=== Begin Enclosure ===

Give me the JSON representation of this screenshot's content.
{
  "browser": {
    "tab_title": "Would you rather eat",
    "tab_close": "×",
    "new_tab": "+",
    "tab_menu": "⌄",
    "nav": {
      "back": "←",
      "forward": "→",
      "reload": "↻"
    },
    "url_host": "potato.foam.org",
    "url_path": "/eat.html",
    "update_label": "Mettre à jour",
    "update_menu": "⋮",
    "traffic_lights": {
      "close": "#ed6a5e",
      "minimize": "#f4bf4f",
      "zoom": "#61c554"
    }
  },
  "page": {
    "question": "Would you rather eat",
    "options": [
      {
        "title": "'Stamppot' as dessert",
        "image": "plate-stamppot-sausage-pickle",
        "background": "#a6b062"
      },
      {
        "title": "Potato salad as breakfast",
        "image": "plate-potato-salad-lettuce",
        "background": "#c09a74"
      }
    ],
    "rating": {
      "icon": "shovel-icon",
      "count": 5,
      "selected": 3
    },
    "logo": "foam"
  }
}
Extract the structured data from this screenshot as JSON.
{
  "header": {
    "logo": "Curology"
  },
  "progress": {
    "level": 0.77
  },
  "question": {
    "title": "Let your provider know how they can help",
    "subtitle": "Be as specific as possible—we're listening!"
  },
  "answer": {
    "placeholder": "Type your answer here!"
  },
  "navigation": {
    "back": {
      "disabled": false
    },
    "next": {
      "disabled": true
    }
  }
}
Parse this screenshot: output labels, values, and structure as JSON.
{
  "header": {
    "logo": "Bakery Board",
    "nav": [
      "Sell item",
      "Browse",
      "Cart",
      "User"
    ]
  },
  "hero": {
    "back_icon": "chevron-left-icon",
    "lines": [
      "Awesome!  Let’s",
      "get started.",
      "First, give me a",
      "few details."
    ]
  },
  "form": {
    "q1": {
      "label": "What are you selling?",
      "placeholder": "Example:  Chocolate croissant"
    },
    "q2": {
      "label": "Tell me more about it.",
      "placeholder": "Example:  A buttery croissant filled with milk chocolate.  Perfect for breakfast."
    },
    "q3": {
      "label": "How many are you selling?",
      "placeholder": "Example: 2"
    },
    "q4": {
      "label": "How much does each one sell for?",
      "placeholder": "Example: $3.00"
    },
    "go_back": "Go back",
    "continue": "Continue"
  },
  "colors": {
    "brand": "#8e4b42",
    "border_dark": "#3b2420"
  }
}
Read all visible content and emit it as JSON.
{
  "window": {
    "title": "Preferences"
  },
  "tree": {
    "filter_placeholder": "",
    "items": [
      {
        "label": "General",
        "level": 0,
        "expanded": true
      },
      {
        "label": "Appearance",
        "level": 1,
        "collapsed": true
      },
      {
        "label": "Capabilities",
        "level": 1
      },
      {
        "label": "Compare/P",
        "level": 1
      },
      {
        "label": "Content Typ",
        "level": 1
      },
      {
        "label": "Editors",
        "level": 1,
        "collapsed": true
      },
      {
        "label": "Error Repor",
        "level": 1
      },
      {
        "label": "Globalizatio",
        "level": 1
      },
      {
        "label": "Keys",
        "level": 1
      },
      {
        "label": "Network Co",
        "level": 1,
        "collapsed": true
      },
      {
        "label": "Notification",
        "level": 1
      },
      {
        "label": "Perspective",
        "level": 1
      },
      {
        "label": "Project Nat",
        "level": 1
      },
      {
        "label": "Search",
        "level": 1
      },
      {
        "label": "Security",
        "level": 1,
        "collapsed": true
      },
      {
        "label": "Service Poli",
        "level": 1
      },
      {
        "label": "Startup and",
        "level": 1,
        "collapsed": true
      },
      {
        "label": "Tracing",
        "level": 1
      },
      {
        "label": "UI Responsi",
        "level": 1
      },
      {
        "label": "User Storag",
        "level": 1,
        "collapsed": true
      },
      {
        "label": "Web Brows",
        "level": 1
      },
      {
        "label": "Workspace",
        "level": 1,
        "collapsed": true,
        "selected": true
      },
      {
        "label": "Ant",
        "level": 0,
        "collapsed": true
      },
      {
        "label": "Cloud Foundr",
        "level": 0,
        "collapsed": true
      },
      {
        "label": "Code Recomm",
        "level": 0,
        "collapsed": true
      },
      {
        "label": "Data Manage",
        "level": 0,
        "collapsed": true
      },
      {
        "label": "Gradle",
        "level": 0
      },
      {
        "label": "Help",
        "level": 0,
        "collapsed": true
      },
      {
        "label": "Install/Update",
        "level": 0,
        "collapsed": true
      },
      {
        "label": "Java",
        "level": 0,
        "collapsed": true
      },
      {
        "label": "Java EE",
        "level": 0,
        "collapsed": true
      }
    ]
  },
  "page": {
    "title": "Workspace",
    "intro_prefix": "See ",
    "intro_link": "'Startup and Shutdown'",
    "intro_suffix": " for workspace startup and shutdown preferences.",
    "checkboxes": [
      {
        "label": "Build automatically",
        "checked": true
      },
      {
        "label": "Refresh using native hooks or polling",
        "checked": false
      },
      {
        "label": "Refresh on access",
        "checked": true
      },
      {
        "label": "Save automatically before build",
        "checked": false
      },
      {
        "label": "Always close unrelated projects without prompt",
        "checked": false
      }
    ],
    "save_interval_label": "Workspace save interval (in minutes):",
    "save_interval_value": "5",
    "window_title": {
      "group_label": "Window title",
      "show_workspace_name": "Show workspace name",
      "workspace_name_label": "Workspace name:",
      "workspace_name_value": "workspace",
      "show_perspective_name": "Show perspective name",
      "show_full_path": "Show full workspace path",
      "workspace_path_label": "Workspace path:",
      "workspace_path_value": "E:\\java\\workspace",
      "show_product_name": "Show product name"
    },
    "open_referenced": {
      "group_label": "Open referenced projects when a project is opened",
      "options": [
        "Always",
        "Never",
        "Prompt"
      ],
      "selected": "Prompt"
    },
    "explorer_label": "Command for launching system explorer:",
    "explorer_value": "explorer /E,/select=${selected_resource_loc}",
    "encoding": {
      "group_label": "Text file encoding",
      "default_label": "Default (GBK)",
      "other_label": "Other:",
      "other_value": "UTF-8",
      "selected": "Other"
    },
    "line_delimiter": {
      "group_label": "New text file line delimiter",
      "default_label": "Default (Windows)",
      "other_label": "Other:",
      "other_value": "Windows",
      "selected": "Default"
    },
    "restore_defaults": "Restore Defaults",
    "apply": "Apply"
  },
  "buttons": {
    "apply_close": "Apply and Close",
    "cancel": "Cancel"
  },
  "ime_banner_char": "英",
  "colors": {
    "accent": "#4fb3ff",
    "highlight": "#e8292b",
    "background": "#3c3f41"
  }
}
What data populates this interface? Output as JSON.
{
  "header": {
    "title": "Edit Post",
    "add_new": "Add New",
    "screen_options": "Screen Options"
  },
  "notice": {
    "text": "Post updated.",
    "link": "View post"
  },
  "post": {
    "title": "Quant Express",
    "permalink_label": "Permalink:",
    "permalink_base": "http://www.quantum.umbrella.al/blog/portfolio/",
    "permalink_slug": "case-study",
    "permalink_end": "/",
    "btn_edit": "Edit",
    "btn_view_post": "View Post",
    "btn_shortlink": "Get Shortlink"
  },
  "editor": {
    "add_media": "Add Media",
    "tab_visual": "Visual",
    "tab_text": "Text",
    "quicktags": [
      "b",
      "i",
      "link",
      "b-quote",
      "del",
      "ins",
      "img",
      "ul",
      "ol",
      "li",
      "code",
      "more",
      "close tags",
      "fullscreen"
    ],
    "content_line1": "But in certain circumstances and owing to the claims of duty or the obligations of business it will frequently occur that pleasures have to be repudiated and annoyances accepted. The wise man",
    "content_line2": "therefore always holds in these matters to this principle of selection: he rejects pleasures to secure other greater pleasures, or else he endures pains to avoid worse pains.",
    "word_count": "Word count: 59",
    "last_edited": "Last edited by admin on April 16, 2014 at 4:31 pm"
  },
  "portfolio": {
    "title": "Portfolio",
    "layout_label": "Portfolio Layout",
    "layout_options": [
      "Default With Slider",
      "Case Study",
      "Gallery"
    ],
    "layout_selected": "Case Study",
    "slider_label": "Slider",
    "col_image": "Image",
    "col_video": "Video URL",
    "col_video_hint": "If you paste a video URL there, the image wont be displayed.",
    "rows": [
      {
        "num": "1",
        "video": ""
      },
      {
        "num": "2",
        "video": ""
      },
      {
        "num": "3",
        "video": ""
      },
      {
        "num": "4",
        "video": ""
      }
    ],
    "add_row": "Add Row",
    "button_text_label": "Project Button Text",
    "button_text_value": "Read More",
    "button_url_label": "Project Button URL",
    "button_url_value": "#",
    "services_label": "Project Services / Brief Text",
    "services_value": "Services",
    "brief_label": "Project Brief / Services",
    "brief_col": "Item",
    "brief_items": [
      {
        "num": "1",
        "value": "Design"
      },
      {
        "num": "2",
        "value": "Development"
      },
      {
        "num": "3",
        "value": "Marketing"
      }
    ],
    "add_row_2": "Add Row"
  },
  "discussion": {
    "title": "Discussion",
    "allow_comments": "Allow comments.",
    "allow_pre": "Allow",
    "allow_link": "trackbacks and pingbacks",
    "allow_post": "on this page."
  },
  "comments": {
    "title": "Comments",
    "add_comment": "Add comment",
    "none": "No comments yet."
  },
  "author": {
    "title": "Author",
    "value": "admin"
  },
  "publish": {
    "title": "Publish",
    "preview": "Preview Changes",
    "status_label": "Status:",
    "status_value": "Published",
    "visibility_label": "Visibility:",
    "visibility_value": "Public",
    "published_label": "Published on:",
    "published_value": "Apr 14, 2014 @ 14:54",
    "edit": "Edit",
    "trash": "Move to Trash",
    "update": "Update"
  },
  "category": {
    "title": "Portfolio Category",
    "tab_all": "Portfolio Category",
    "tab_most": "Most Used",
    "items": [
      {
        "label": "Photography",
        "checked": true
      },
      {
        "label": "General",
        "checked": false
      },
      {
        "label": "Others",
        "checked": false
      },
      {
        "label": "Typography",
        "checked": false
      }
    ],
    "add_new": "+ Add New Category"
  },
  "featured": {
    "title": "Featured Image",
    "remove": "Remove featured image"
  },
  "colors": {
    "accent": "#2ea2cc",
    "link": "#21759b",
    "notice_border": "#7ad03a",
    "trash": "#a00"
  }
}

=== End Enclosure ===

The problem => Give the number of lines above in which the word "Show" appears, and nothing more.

Task response => 4